It’s no wonder that the vast majority of people think we are living in a hyper-violent age—when just the opposite is true. Statistics tells us we are less likely to be a victim of a violent crime today than in past decades.

That misconception could be due to social media and the old school news media being incentivized to share and broadcast the latest caught-on-camera home invasion shootout.

And thanks to the video cameras everywhere, it's much easier to record infrequent horrible behavior.

But in Texas you are more likely to be a pulled into a violent event than in other parts of the industrialized world.

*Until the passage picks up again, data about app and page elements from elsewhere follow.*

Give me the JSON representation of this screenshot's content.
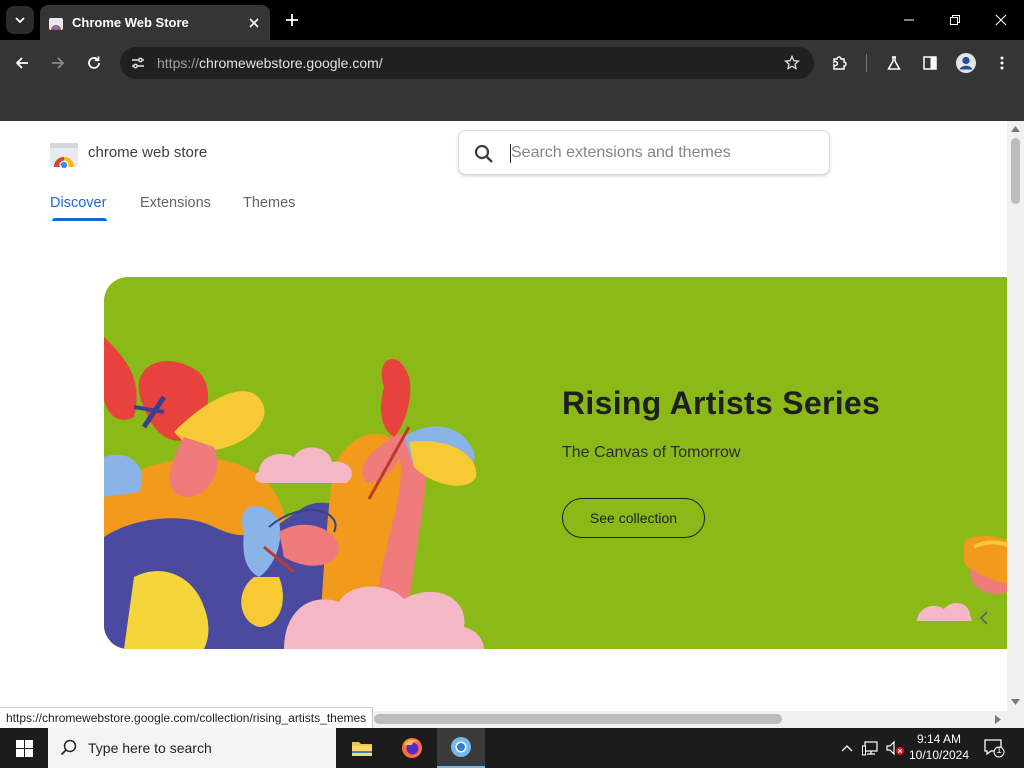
{
  "browser": {
    "tab_title": "Chrome Web Store",
    "url_scheme": "https://",
    "url_host": "chromewebstore.google.com/"
  },
  "store": {
    "brand": "chrome web store",
    "search_placeholder": "Search extensions and themes",
    "nav": [
      "Discover",
      "Extensions",
      "Themes"
    ],
    "active_nav": "Discover"
  },
  "hero": {
    "title": "Rising Artists Series",
    "subtitle": "The Canvas of Tomorrow",
    "button": "See collection",
    "background": "#8bba18"
  },
  "status_url": "https://chromewebstore.google.com/collection/rising_artists_themes",
  "taskbar": {
    "search_placeholder": "Type here to search",
    "time": "9:14 AM",
    "date": "10/10/2024",
    "notification_count": "1"
  },
  "colors": {
    "accent": "#1967d2",
    "chrome_dark": "#353535"
  }
}
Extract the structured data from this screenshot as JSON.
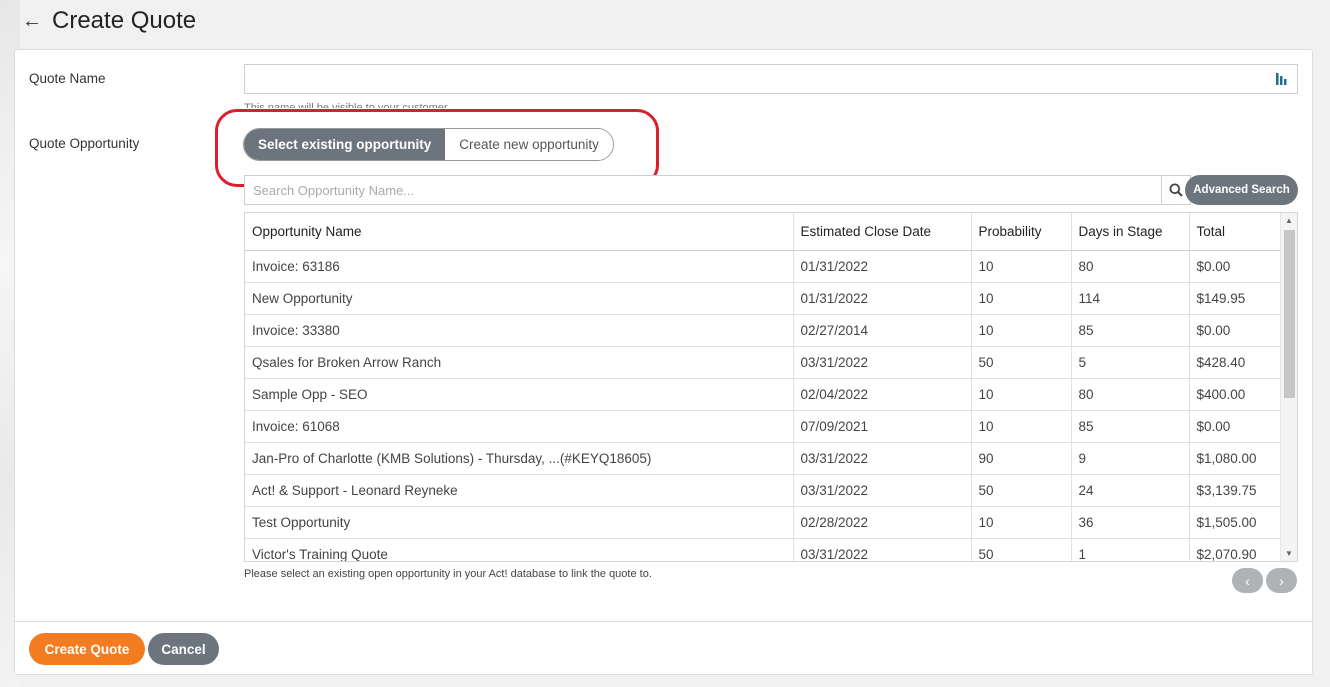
{
  "header": {
    "back_icon": "arrow-left-icon",
    "title": "Create Quote"
  },
  "form": {
    "quote_name_label": "Quote Name",
    "quote_name_value": "",
    "quote_name_hint": "This name will be visible to your customer.",
    "quote_opportunity_label": "Quote Opportunity",
    "toggle": {
      "select_existing": "Select existing opportunity",
      "create_new": "Create new opportunity",
      "active": "select_existing"
    },
    "search_placeholder": "Search Opportunity Name...",
    "advanced_search": "Advanced Search",
    "table_hint": "Please select an existing open opportunity in your Act! database to link the quote to."
  },
  "table": {
    "columns": [
      "Opportunity Name",
      "Estimated Close Date",
      "Probability",
      "Days in Stage",
      "Total"
    ],
    "rows": [
      [
        "Invoice: 63186",
        "01/31/2022",
        "10",
        "80",
        "$0.00"
      ],
      [
        "New Opportunity",
        "01/31/2022",
        "10",
        "114",
        "$149.95"
      ],
      [
        "Invoice: 33380",
        "02/27/2014",
        "10",
        "85",
        "$0.00"
      ],
      [
        "Qsales for Broken Arrow Ranch",
        "03/31/2022",
        "50",
        "5",
        "$428.40"
      ],
      [
        "Sample Opp - SEO",
        "02/04/2022",
        "10",
        "80",
        "$400.00"
      ],
      [
        "Invoice: 61068",
        "07/09/2021",
        "10",
        "85",
        "$0.00"
      ],
      [
        "Jan-Pro of Charlotte (KMB Solutions) - Thursday, ...(#KEYQ18605)",
        "03/31/2022",
        "90",
        "9",
        "$1,080.00"
      ],
      [
        "Act! & Support - Leonard Reyneke",
        "03/31/2022",
        "50",
        "24",
        "$3,139.75"
      ],
      [
        "Test Opportunity",
        "02/28/2022",
        "10",
        "36",
        "$1,505.00"
      ],
      [
        "Victor's Training Quote",
        "03/31/2022",
        "50",
        "1",
        "$2,070.90"
      ]
    ]
  },
  "footer": {
    "create_label": "Create Quote",
    "cancel_label": "Cancel"
  },
  "colors": {
    "accent": "#f47c20",
    "secondary": "#6c757d",
    "highlight": "#d9202c"
  }
}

And why is that?

According to the editors of the new book “Steeped in a Culture of Violence: Murder, Racial Injustice and other Violent Crimes in Texas 1965-2020,” Texas has a thing for violence.

The state’s history is slathered with brutality and bloodshed. This could set the stage for a set of values, beliefs, culture and expectations that problems should be solved with a punch to the face or the squeeze of a trigger.

Understanding the roots, underlying causes and context of Texas violence is necessary before we can begin to address how to break the cycle.

“Steeped in a Culture of Violence: Murder, Racial Injustice and other Violent Crimes in Texas 1965-2020” is co-edited by Brandon T. Jett, professor of history at Florida Southwestern State College, and Kenneth W. Howell, a professor of history at Blinn College in Brenham, Texas.

It’s published by Texas A&M University Press.

David Martin Davies can be reached at dmdavies@tpr.org and on Twitter at @DavidMartinDavi